(Web page and app entries)

Start of Block

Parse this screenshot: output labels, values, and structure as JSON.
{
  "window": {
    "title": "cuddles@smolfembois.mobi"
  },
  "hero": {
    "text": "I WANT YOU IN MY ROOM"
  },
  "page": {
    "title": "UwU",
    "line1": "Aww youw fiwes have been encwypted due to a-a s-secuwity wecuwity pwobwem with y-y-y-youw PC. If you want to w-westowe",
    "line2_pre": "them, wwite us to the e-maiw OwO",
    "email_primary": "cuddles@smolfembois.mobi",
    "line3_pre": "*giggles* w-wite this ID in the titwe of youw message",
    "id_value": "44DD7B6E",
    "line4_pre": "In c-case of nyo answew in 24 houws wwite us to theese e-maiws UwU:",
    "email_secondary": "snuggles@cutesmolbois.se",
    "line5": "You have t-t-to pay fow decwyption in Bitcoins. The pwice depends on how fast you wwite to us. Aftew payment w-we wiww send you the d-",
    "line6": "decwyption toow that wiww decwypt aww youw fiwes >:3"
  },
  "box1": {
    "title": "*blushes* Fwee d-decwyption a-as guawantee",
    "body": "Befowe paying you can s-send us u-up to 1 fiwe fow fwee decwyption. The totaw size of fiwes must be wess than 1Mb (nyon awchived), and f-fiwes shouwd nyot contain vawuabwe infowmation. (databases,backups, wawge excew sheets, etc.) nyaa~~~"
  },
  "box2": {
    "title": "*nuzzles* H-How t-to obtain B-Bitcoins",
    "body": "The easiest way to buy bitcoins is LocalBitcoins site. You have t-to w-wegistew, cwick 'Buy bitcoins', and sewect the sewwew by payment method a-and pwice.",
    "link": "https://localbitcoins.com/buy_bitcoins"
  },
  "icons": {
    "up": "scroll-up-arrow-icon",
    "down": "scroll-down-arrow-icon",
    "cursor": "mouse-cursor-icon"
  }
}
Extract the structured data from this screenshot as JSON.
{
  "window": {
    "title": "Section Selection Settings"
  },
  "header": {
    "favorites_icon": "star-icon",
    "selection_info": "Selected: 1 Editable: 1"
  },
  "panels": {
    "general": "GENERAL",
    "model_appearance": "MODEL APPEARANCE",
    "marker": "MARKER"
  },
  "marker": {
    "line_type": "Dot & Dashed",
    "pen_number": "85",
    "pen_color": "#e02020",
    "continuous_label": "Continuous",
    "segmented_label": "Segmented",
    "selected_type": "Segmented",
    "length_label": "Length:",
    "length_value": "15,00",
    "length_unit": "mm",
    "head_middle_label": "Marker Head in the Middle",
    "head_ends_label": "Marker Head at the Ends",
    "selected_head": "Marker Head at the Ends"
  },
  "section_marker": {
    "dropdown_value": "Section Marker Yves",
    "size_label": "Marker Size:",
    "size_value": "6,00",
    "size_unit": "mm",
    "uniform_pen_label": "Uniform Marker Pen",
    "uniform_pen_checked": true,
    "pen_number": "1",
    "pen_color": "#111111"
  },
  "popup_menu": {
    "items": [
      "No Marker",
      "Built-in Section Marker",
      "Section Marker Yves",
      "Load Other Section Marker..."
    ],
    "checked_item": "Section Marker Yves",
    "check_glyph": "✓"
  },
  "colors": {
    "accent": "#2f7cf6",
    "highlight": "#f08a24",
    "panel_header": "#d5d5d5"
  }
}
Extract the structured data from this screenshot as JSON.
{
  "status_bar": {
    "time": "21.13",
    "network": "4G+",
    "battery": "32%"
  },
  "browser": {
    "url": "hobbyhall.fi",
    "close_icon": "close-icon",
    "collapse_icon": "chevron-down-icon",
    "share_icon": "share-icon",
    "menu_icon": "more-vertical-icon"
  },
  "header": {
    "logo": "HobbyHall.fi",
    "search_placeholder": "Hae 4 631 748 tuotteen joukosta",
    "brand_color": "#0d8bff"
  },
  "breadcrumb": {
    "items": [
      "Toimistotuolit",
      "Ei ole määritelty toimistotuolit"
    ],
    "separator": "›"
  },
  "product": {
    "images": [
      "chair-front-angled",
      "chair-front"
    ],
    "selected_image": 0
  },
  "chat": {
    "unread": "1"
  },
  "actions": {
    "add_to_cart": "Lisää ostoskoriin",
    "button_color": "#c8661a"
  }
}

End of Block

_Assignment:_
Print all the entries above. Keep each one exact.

_Response to the exercise:_
Parse this screenshot: output labels, values, and structure as JSON.
{
  "window": {
    "title": "cuddles@smolfembois.mobi"
  },
  "hero": {
    "text": "I WANT YOU IN MY ROOM"
  },
  "page": {
    "title": "UwU",
    "line1": "Aww youw fiwes have been encwypted due to a-a s-secuwity wecuwity pwobwem with y-y-y-youw PC. If you want to w-westowe",
    "line2_pre": "them, wwite us to the e-maiw OwO",
    "email_primary": "cuddles@smolfembois.mobi",
    "line3_pre": "*giggles* w-wite this ID in the titwe of youw message",
    "id_value": "44DD7B6E",
    "line4_pre": "In c-case of nyo answew in 24 houws wwite us to theese e-maiws UwU:",
    "email_secondary": "snuggles@cutesmolbois.se",
    "line5": "You have t-t-to pay fow decwyption in Bitcoins. The pwice depends on how fast you wwite to us. Aftew payment w-we wiww send you the d-",
    "line6": "decwyption toow that wiww decwypt aww youw fiwes >:3"
  },
  "box1": {
    "title": "*blushes* Fwee d-decwyption a-as guawantee",
    "body": "Befowe paying you can s-send us u-up to 1 fiwe fow fwee decwyption. The totaw size of fiwes must be wess than 1Mb (nyon awchived), and f-fiwes shouwd nyot contain vawuabwe infowmation. (databases,backups, wawge excew sheets, etc.) nyaa~~~"
  },
  "box2": {
    "title": "*nuzzles* H-How t-to obtain B-Bitcoins",
    "body": "The easiest way to buy bitcoins is LocalBitcoins site. You have t-to w-wegistew, cwick 'Buy bitcoins', and sewect the sewwew by payment method a-and pwice.",
    "link": "https://localbitcoins.com/buy_bitcoins"
  },
  "icons": {
    "up": "scroll-up-arrow-icon",
    "down": "scroll-down-arrow-icon",
    "cursor": "mouse-cursor-icon"
  }
}
Extract the structured data from this screenshot as JSON.
{
  "window": {
    "title": "Section Selection Settings"
  },
  "header": {
    "favorites_icon": "star-icon",
    "selection_info": "Selected: 1 Editable: 1"
  },
  "panels": {
    "general": "GENERAL",
    "model_appearance": "MODEL APPEARANCE",
    "marker": "MARKER"
  },
  "marker": {
    "line_type": "Dot & Dashed",
    "pen_number": "85",
    "pen_color": "#e02020",
    "continuous_label": "Continuous",
    "segmented_label": "Segmented",
    "selected_type": "Segmented",
    "length_label": "Length:",
    "length_value": "15,00",
    "length_unit": "mm",
    "head_middle_label": "Marker Head in the Middle",
    "head_ends_label": "Marker Head at the Ends",
    "selected_head": "Marker Head at the Ends"
  },
  "section_marker": {
    "dropdown_value": "Section Marker Yves",
    "size_label": "Marker Size:",
    "size_value": "6,00",
    "size_unit": "mm",
    "uniform_pen_label": "Uniform Marker Pen",
    "uniform_pen_checked": true,
    "pen_number": "1",
    "pen_color": "#111111"
  },
  "popup_menu": {
    "items": [
      "No Marker",
      "Built-in Section Marker",
      "Section Marker Yves",
      "Load Other Section Marker..."
    ],
    "checked_item": "Section Marker Yves",
    "check_glyph": "✓"
  },
  "colors": {
    "accent": "#2f7cf6",
    "highlight": "#f08a24",
    "panel_header": "#d5d5d5"
  }
}
Extract the structured data from this screenshot as JSON.
{
  "status_bar": {
    "time": "21.13",
    "network": "4G+",
    "battery": "32%"
  },
  "browser": {
    "url": "hobbyhall.fi",
    "close_icon": "close-icon",
    "collapse_icon": "chevron-down-icon",
    "share_icon": "share-icon",
    "menu_icon": "more-vertical-icon"
  },
  "header": {
    "logo": "HobbyHall.fi",
    "search_placeholder": "Hae 4 631 748 tuotteen joukosta",
    "brand_color": "#0d8bff"
  },
  "breadcrumb": {
    "items": [
      "Toimistotuolit",
      "Ei ole määritelty toimistotuolit"
    ],
    "separator": "›"
  },
  "product": {
    "images": [
      "chair-front-angled",
      "chair-front"
    ],
    "selected_image": 0
  },
  "chat": {
    "unread": "1"
  },
  "actions": {
    "add_to_cart": "Lisää ostoskoriin",
    "button_color": "#c8661a"
  }
}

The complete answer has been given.